Summertime means “smogtime” for the Alamo City. With all the measurements over the last three years, San Antonio registers the 2nd worst air quality in the entire state; slightly worse than Houston, and Dallas holds the “distinction” of having the worst air quality in the entire Lone Star State.
San Antonio City Council member Ron Nirenberg, who represents the city in the Alamo Area Council of Governments Air Improvement Resources executive committee, telling the San Antonio Express-News that San Antonio must act “as soon as possible to reduce air pollution. He said he’s “a little frustrated” that the city took two years to craft a plan and is now teetering on noncompliance with federal air quality standards.

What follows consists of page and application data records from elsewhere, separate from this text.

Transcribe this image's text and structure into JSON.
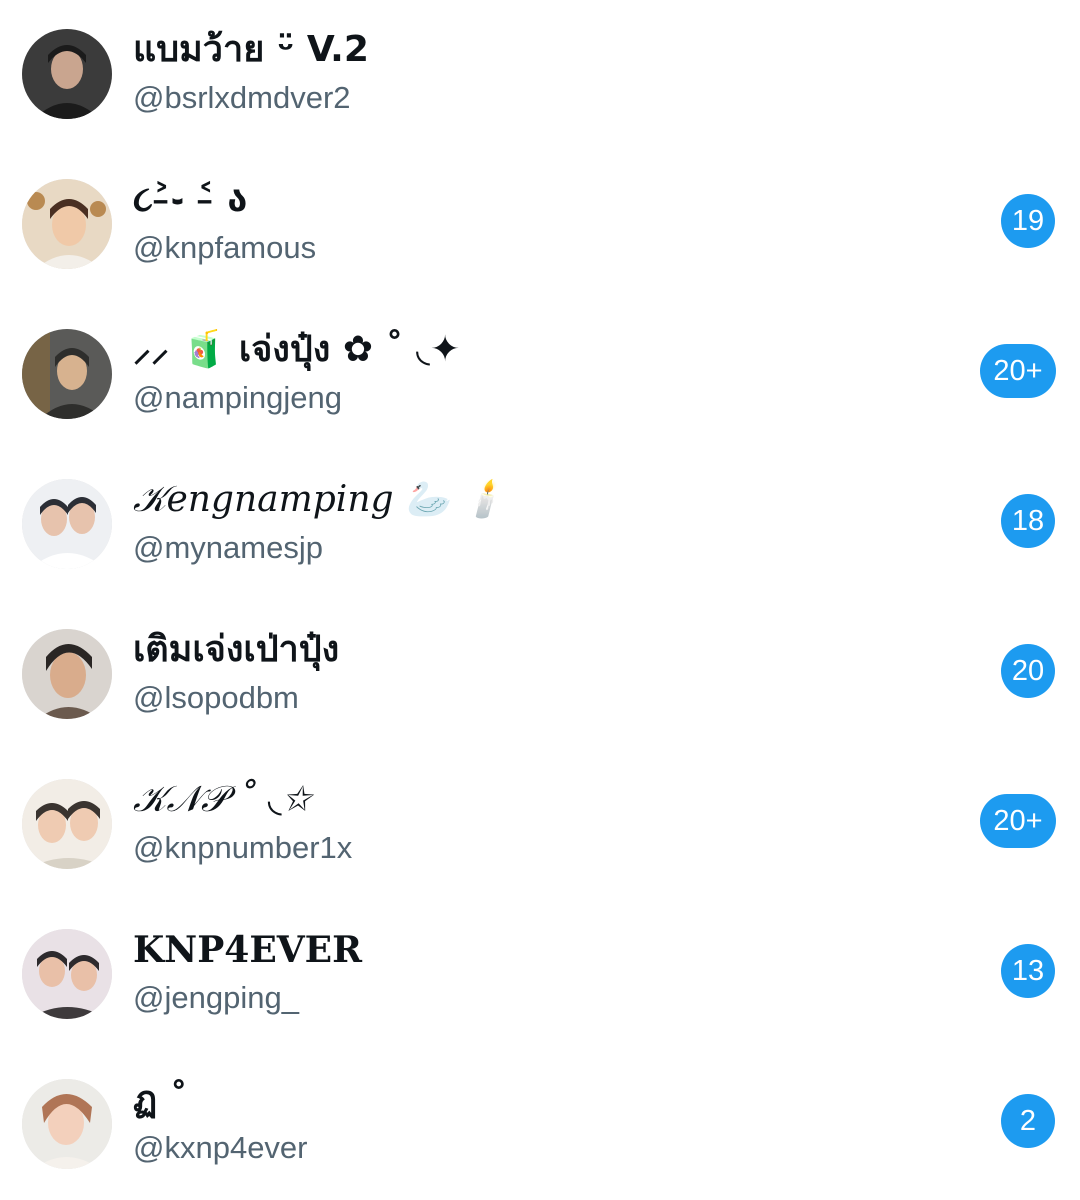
{
  "conversations": [
    {
      "display_name": "แบมว้าย ᵕ̈ V.2",
      "handle": "@bsrlxdmdver2",
      "unread": "",
      "avatar_colors": [
        "#3b3b3b",
        "#1b1b1b",
        "#c9a58f"
      ]
    },
    {
      "display_name": "૮˃̵֊ ˂̵ ა",
      "handle": "@knpfamous",
      "unread": "19",
      "avatar_colors": [
        "#e8d9c4",
        "#b98a52",
        "#f0c9a8"
      ]
    },
    {
      "display_name": "⸝⸝ 🧃 เจ่งปุ๋ง ✿ ˚ ◟✦",
      "handle": "@nampingjeng",
      "unread": "20+",
      "avatar_colors": [
        "#5a5a58",
        "#2e2e2c",
        "#d7b28f"
      ]
    },
    {
      "display_name": "𝒦engnamping 🦢 🕯️",
      "handle": "@mynamesjp",
      "unread": "18",
      "avatar_colors": [
        "#eef0f3",
        "#2c2f36",
        "#e7c3ad"
      ]
    },
    {
      "display_name": "เติมเจ่งเป่าปุ๋ง",
      "handle": "@lsopodbm",
      "unread": "20",
      "avatar_colors": [
        "#d9d4cf",
        "#2a2624",
        "#d9ac8c"
      ]
    },
    {
      "display_name": "𝒦𝒩𝒫 ˚ ◟✩",
      "handle": "@knpnumber1x",
      "unread": "20+",
      "avatar_colors": [
        "#f2ede6",
        "#3a3430",
        "#efcbb2"
      ]
    },
    {
      "display_name": "KNP4EVER",
      "handle": "@jengping_",
      "unread": "13",
      "avatar_colors": [
        "#e9e1e6",
        "#2d2a2d",
        "#e9c0a8"
      ]
    },
    {
      "display_name": "ฏ ˚",
      "handle": "@kxnp4ever",
      "unread": "2",
      "avatar_colors": [
        "#ecebe7",
        "#b07556",
        "#f3d0bc"
      ]
    }
  ],
  "colors": {
    "badge": "#1d9bf0",
    "name_text": "#0f1419",
    "handle_text": "#536471"
  }
}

“I’m thinking, what more do we need to study? We’ve been talking about these things for a better part of a decade,” Nirenberg said as the panel met Wednesday.

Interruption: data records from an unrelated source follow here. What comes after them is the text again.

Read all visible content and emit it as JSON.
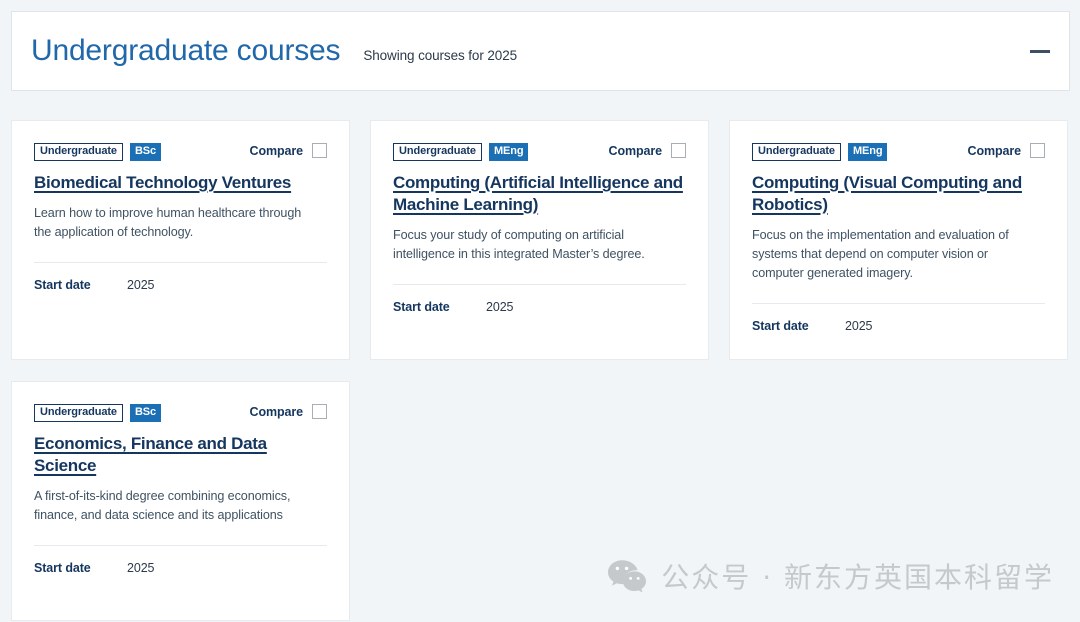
{
  "header": {
    "title": "Undergraduate courses",
    "subtitle": "Showing courses for 2025",
    "collapse_icon": "minus-icon"
  },
  "labels": {
    "compare": "Compare",
    "start_date": "Start date"
  },
  "colors": {
    "page_background": "#f2f5f8",
    "card_background": "#ffffff",
    "header_title": "#2168ab",
    "card_title": "#15365e",
    "degree_badge": "#1a6fb5",
    "body_text": "#3f5262",
    "card_border": "#e7ebee",
    "watermark": "#c6c9cc"
  },
  "cards": [
    {
      "level_tag": "Undergraduate",
      "degree_tag": "BSc",
      "compare_label": "Compare",
      "compare_checked": false,
      "title": "Biomedical Technology Ventures",
      "description": "Learn how to improve human healthcare through the application of technology.",
      "start_date_label": "Start date",
      "start_date_value": "2025"
    },
    {
      "level_tag": "Undergraduate",
      "degree_tag": "MEng",
      "compare_label": "Compare",
      "compare_checked": false,
      "title": "Computing (Artificial Intelligence and Machine Learning)",
      "description": "Focus your study of computing on artificial intelligence in this integrated Master’s degree.",
      "start_date_label": "Start date",
      "start_date_value": "2025"
    },
    {
      "level_tag": "Undergraduate",
      "degree_tag": "MEng",
      "compare_label": "Compare",
      "compare_checked": false,
      "title": "Computing (Visual Computing and Robotics)",
      "description": "Focus on the implementation and evaluation of systems that depend on computer vision or computer generated imagery.",
      "start_date_label": "Start date",
      "start_date_value": "2025"
    },
    {
      "level_tag": "Undergraduate",
      "degree_tag": "BSc",
      "compare_label": "Compare",
      "compare_checked": false,
      "title": "Economics, Finance and Data Science",
      "description": "A first-of-its-kind degree combining economics, finance, and data science and its applications",
      "start_date_label": "Start date",
      "start_date_value": "2025"
    }
  ],
  "watermark": {
    "icon": "wechat-icon",
    "text": "公众号 · 新东方英国本科留学"
  }
}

Air quality monitoring for the last three warm-weather “ozone seasons,” from 2012 to 2014, shows San Antonio narrowly trailing only Dallas-Fort Worth, one of two Texas urban areas that for years have been listed in violation for ozone by the Environmental Protection Agency.
Under methods applied by the Texas Commission on Environmental Quality (TCEQ), San Antonio had a three-year average for ozone of 80 parts per billion (ppb), compared with 81 ppb in the Dallas area and 80 in Houston — the other Texas city in noncompliance.
So far during the 2015 ozone season, which runs through Oct. 31, San Antonio has had a recorded value at one monitoring station of 74 ppb — just below the current EPA standard of 75 ppb. AACOG Environmental Manager Steve Smeltzer said local levels are usually highest from late August to early October.
Liza Meyer, special projects manager with the city’s Office of Sustainability, agreed. “You’re right. It’s time to move. I think the sense of urgency is here now,” Meyer said. It would be the equivalent of removing 33,000 vehicles from local roadways, Meyer said.
Idling restrictions, like those in place in Dallas since 2008 and in 40 other Texas communities, would enable the city to cite vehicles, particularly large trucks, running idle for more than five minutes per hour, with fines ranging from $500 to $2,000, Meyer said.
The city estimates that would reduce nitrogen oxides by 150 tons annually — the equivalent of removing 14,000 vehicles. “TCEQ has found that idling restrictions will get you the best bang for the buck,” Meyer said.
Breitbart Texas will follow the actions of the San Antonio City Council and see what decisions are made, and the timelines to comply with Federal standards.
Milford is a news contributor to Breitbart Texas. You can follow him on Facebook.